The Toyota Matrix and Pontiac Vibe are fraternal twins, basically the same car with different looking skin.
General Motors figured if it couldn't beat Toyota, it might as well join its rival in creating one – or two: Vibe and Matrix, hatchbacks resembling wagons built off the Toyota Corolla sedan platform.
California alongside Corolla.
Having , it was time to check out Matrix. It, too, gets a styling makeover for 2009 to boast a coupe-like profile, though you can make an argument for calling it a sedan, wagon or a crossover.
Matrix follows Toyota's conservative styling approach of blending in with, rather than standing out from, the crowd. Obviously those at Toyota responsible for reliability and dependability have the offices with windows, while those in design occupy the basement.
The main objection to the styling are the large, slab sided doors with no protective moldings or body creases to keep parking-lot tattoos from showing.
Matrix is offered in Standard, S and XRS trim with front- or all-wheel-drive (S only). We tested the FWD S.
Ride is smooth. The test car added the $250 option package with stability and traction control for security in any season. The systems are standard in the top-of-the-line XRS.
The cloth seats are well cushioned for all hauls – short or long — and do an excellent job of holding occupants in place. Matrix moves alertly through traffic and handles agily. Have to suspect, however, that the optional, wider-profile 17-inch radials would be more nimble in corners and thus preferred over the 16-inch base treads.
The 2.4-liter, 158-horsepower 4-cylinder standard in the S delivers good pep as well as good mileage—21 city/28 highway with 5-speed manual. Those who subscribe to the theory that the only fuel efficient car is one with manual transmission please note that the 2.4 with 5-speed automatic is rated at 21/29, or a little better without having to exercise the clutch every 5 seconds in rush hour or construction zones.
Manual or automatic, Matrix falls short of the magic 30-m.p.g. mark with the 2.4-liter. To gain entry to the 30-m.p.g. club means opting for the base Matrix with 1.8-liter, 132-h.p. 4 and 26 m.p.g. city/32 m.p.g. highway with manual, 25/31 with 4-speed automatic. What you gain in m.p.g., you lose in muscle, however.
And there's no hybrid version.
Though a compact, cabin room is good—especially rear-seat headroom.

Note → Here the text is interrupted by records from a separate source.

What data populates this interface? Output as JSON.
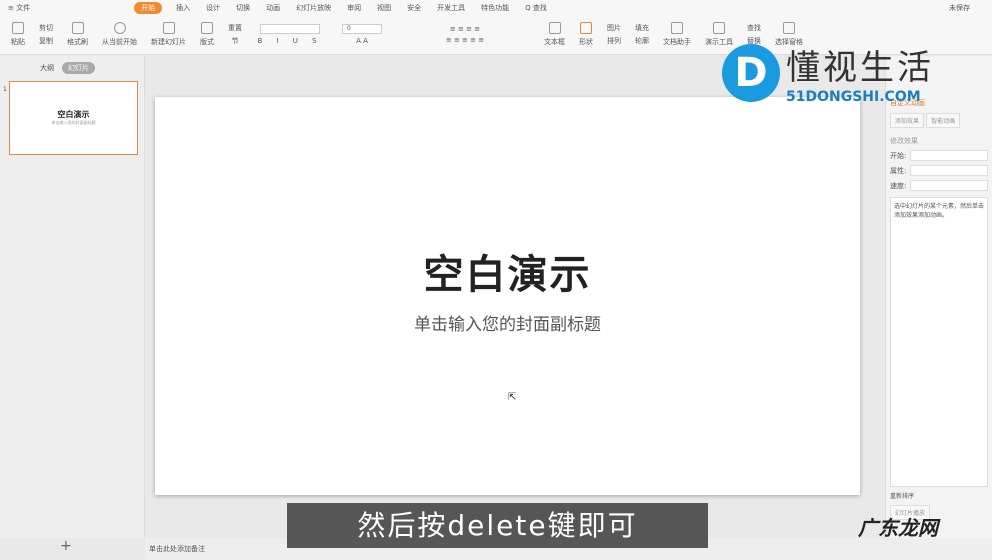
{
  "menubar": {
    "file": "≡ 文件",
    "items": [
      "开始",
      "插入",
      "设计",
      "切换",
      "动画",
      "幻灯片放映",
      "审阅",
      "视图",
      "安全",
      "开发工具",
      "特色功能"
    ],
    "search": "Q 查找",
    "unsaved": "未保存"
  },
  "toolbar": {
    "paste": "粘贴",
    "cut": "剪切",
    "copy": "复制",
    "format_painter": "格式刷",
    "from_current": "从当前开始",
    "new_slide": "新建幻灯片",
    "layout": "版式",
    "reset": "重置",
    "section": "节",
    "font_size": "0",
    "textbox": "文本框",
    "shape": "形状",
    "picture": "图片",
    "arrange": "排列",
    "fill": "填充",
    "outline": "轮廓",
    "doc_helper": "文档助手",
    "presentation_tools": "演示工具",
    "find": "查找",
    "replace": "替换",
    "select_pane": "选择窗格"
  },
  "left_panel": {
    "tab_outline": "大纲",
    "tab_slides": "幻灯片",
    "slide_number": "1",
    "thumb_title": "空白演示",
    "thumb_subtitle": "单击输入您的封面副标题"
  },
  "slide": {
    "title": "空白演示",
    "subtitle": "单击输入您的封面副标题"
  },
  "right_panel": {
    "header": "自定义动画",
    "add_effect": "添加效果",
    "smart_anim": "智能动画",
    "modify": "修改效果",
    "start": "开始:",
    "property": "属性:",
    "speed": "速度:",
    "hint": "选中幻灯片的某个元素，然后单击添加效果添加动画。",
    "reorder": "重新排序",
    "slideshow": "幻灯片播放"
  },
  "status": {
    "notes": "单击此处添加备注",
    "add_slide": "+"
  },
  "caption": "然后按delete键即可",
  "watermark": {
    "cn": "懂视生活",
    "en": "51DONGSHI.COM",
    "site": "广东龙网"
  }
}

Those in back get a pair of cupholders that pop out of the center armrest upfront as well as a pair of bottle holders in the doors. Even with all that comfort, well hydrated rear-seat passengers better hope for short trips.
There's ample cargo space behind the rear seat. If you need more room, rear seat backs fold after you remove the headrests. There's also some hiding space under the cargo floor.
Nice touches include a power plug plus cell-phone/iPod holders in the center console along with cupholders with a slit for handles, a small storage area below the center armrest, a coin box in the dash left of the steering wheel, a shopping bag hook low on the instrument panel on the passenger side, plastic grocery bag holders along the rear cargo walls, tie down hooks in the cargo floor and holders for 20-ounce water bottles in both front doors.
Matrix S starts at $18,260, which includes anti-lock brakes, side-curtain air bags, air conditioning, AM/FM/CD and MP3 player capability, power windows/locks/mirrors (but not seats) and rear window wiper/defogger. Options include cruise control at $250, rear-seat heat ducts and heated sideview mirrors at $150 and a JBL audio upgrade with steering-wheel controls, Bluetooth phone and XM satellite radio at $1,230. Power moon roof runs $890 and a navigation system, offered for the first time, $1,520.
Matrix is targeted at younger consumers with active lifestyles looking for low price, high mileage, ease in parking and garaging and good room.
Reaching 30 m.p.g. with the 2.4-liter and offering some door-ding protection should be high on Toyota's to-do list for Matrix—along with making stability and traction control standard for those youthful motorists.
Flush with excitement: First they appeared in minivans, then cars and trucks. They spread to grocery carts, movie-theater seats and lawnmowers. And now we've found a cupholder where we least expected one: on a "Star Wars" slot machine. What next, the commode?
Read Jim Mateja Sunday in Rides. Contact him at email@example.com.